In his New York Times bestselling book “The Untethered Spirit,” Michael A. Singer writes about the fetters that hold us back from being everything we’re called to be. Our thoughts trap us into seeing the world a certain way. They cage us in limitation, as we dialogue and work through the world in conversation as the world would have us discuss it.
We ruminate on mistakes, we grind in the grist of regret and what could’ve been better and stifle our progress through doubt. We don’t always see the possibilities that exist for us because we undermine where we can go with our lives and forge walls in our minds with no windows or doors open to possibility.
At their best, thoughts can lead us to something greater, something we only dreamed of and a visual potpourri that inspires new awareness and more life to be lived.

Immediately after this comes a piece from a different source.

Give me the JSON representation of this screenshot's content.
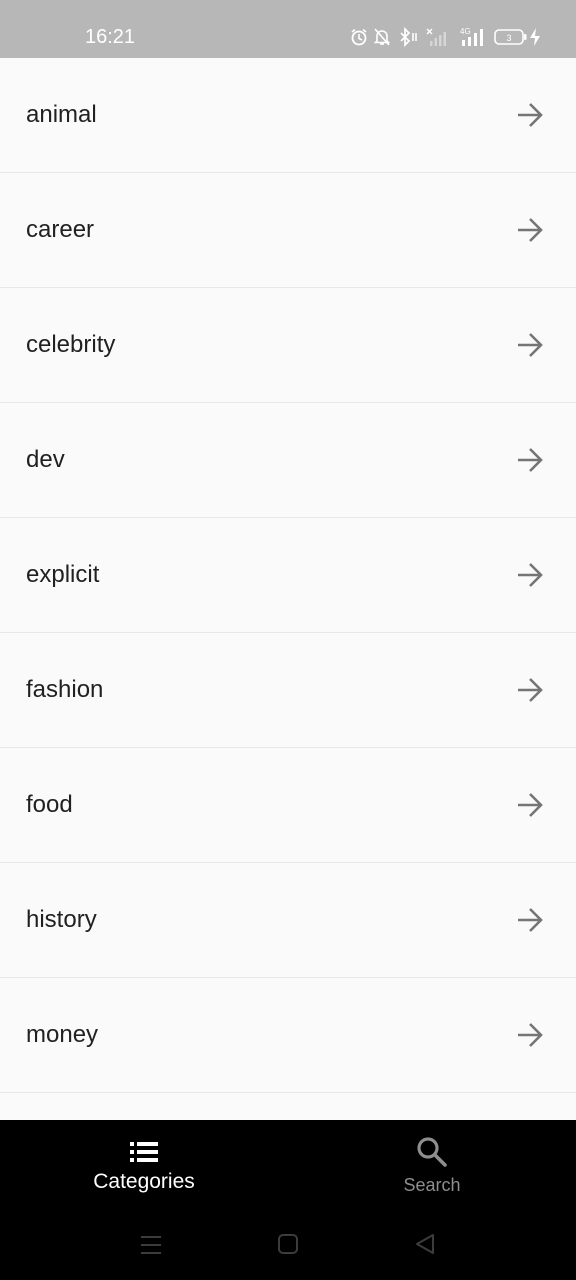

Annie Besant and C. W. Ledbetter wrote about the power of thoughts at the turn of the 19th and 20th century to inspire an opening in the imagination. They said that our thoughts are living realities that take shape and have living, breathing lives of their own. We become what we think we are. Besant later wrote a book called “Thought Power,” which gives exercises into how we can shape our thoughts to help us raise conscious awareness of infinite possibilities.
Besant understands the life of a thought.
She writes, “What is the constitution of the universe? The universe is the manifestation of divine thought; the thought of God manifests itself in the thought forms we call worlds.” She also noted, “No durable things are built on violent passion. Nature grows her plants in silence and in darkness, and only when they have become strong do they put their heads above the ground.”
Great metaphor. True. It has been proven through visionaries that a powerful intention can forge peaceful armies for change. Besant opposed Gandhi’s form of satyagraha because she believed it would lead to violence against the common person with “bricks, bats and bullets.” She was right. This did not stop Besant from establishing groups that promoted Home Rule in India and supported a peaceful transition of power for Indian states.
Nonetheless, she was respected by Gandhi for her ideas and the great Mahatma credited her teaching with inspiring Indians “to awaken from their great slumber.” Her ideas inspired Gandhi to place her picture on the walls of his office and looked to her for inspiration.
Ideas become living realities.
Gandhi proved it through nonviolence in overpowering the English government in India, King made it happen in the Civil Rights Movement here in the US and Mandela proved it in the fight against Apartheid in South Africa. Lech Walesa in Poland, Vaclav Havel and other revolutionaries of the “Velvet Revolution” in Eastern bloc countries proved it, too.
Singer gets this point. How many of us can point to a negative thought that has come to pass in our lives? We hold that thought and it builds a momentum like a train leaving the station. On the other hand, the power of positive thinking can never be underestimated. Another friend of Gandhi’s, Parmahansa Yogananda reminds us that we draw to us positive vibrations. Like minds bring like-minded positivity. The north poles align with the south pole and the south aligns with the north forming a connection that bind goodness to goodness.
Yogananda writes: “Change your thoughts if you wish to change your circumstances. Since you alone are responsible for your thoughts, only you can change them. You will want to change them when you realize that each thought creates according to its own nature. Remember that the law works at all times and that you are always demonstrating according to the kind of thoughts you habitually entertain. Therefore, start now to think only those thoughts that will bring you health and happiness.”
Every now and then we need to be reminded that our thoughts can engender good works in this world. It is our responsibility to nurture a good word and kind act with an affirming act of grace that has resided in the past. It’s hard to see when darkness seems to prevail, but one strain of light in a darkened room can illuminate the room enough to see hope for what it is. Yes, we can maneuver our way through darkness with a positive affirmation, a good word and good deed.